(Saturday, Sept. 13, 2003 -- CropChoice news) -- From a news release:

Contact: Larry Mitchell (202) 835-0330, http://www.acga.org

Cancún, Mexico - "I came to Cancún, Mexico to tell the world's farmers, their governments and their trade negotiators that U.S. farm policy is not working for farmers anywhere in the world. I am here this week because it is time to talk realistically about these problems," said John Dittrich, Senior Policy Analyst of the American Corn Growers Association (ACGA) and a farmer from Tilden, Neb. Dittrich traveled to the World Trade Organization (WTO) ministerial in Cancún to participate in the agriculture policy negotiations being held this week.

"We urge all those interested in global food production, global family agriculture, and developing countries to read the groundbreaking research report we have brought to Cancún," said Dittrich. He points to the newly released study, Rethinking U.S. Agriculture Policy: Changing Course to Secure Farmer Livelihoods Worldwide, by the Agriculture Policy Analysis Center (APAC), part of the University of Tennessee, a land-grant university. "This report goes comprehensively to the heart of the ever more contentious trade issues of farm subsidies in developed countries, low world commodity prices, and global poverty."

"We ask the world community to thoughtfully review this research. It concludes that even if the difficult task of negotiating the elimination of global farm subsidies is completed, family-based agriculture will continue to spiral downward as a result of continued low commodity prices," added Dittrich. "Farmer-oriented policies and international cooperation are the real solutions."
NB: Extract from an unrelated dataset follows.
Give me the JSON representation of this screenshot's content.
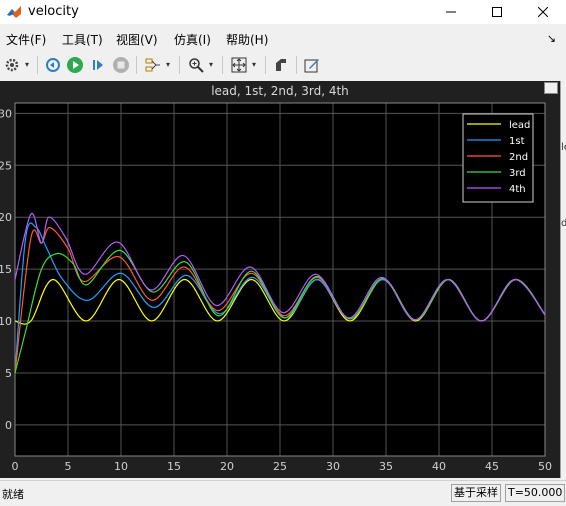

Professor Daniel G. De La Torre Ugarte, Associate Director of APAC, was also in attendance to provide a detailed presentation of the study. "U.S. policies heavily influence the fate of farmers well beyond our borders. Therefore, policy addressing the needs of U.S. farmers also should recognize our larger global influence," said De La Torre Ugarte. "We have found conclusive evidence through our analysis that international trade policies have indeed led the way for the global downward spiral of farm prices and farm income. However, we can also predict with a significant degree of accuracy that the elimination of U.S. farm subsidies without real price-enhancing reform of U.S. policy will destroy our farm and rural economy, and---surprisingly---would perpetuate the problems facing farmers in developing counties rather than alleviate them. We offer a blueprint of one example of how U.S. farm policy could be reformed. This is not a farm bill proposal, but an analysis and discussion of one possible solution the serious problems facing farm families and their communities worldwide."

APAC's analysis and blueprint for discussion includes acreage diversion through short-term conservation uses and longer-term acreage reserves, a farmer-owned food security reserve, and price supports as a replacement for the current and expensive policy of direct government subsidies. It also explores the use of non-tradable energy crops as a viable alternative to short and long-term acreage diversion options. Such reform could also save billions of dollars that could be redirected toward expanded conservation and rural development programs so essential to rural America.

For more information about the study or Dr. De La Torre Ugarte's presentation, please go to http://agpolicy.org/blueprint.html or contact APAC by calling (865) 974-7407. Mr. Dittrich's statement may be found at http://www.acga.org/Testimony/johndittrich_091103.htm .